INSTRUCTIONS FOR THE TASK
Whenever a line below includes the string "disc", show it.

DATA PROVIDED
┌────────

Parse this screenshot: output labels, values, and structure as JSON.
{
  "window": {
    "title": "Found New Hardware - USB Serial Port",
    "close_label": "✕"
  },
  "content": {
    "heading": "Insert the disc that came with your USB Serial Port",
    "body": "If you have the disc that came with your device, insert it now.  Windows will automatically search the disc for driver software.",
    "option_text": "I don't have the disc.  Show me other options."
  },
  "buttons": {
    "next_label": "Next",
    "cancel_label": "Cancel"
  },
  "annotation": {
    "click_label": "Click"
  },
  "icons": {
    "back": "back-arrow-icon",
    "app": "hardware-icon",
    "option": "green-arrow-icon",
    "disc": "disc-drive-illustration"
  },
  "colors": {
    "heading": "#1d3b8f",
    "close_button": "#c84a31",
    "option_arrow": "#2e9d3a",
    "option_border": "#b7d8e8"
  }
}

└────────

EXERCISE RESPONSE
    "heading": "Insert the disc that came with your USB Serial Port",
    "body": "If you have the disc that came with your device, insert it now.  Windows will automatically search the disc for driver software.",
    "option_text": "I don't have the disc.  Show me other options."
    "disc": "disc-drive-illustration"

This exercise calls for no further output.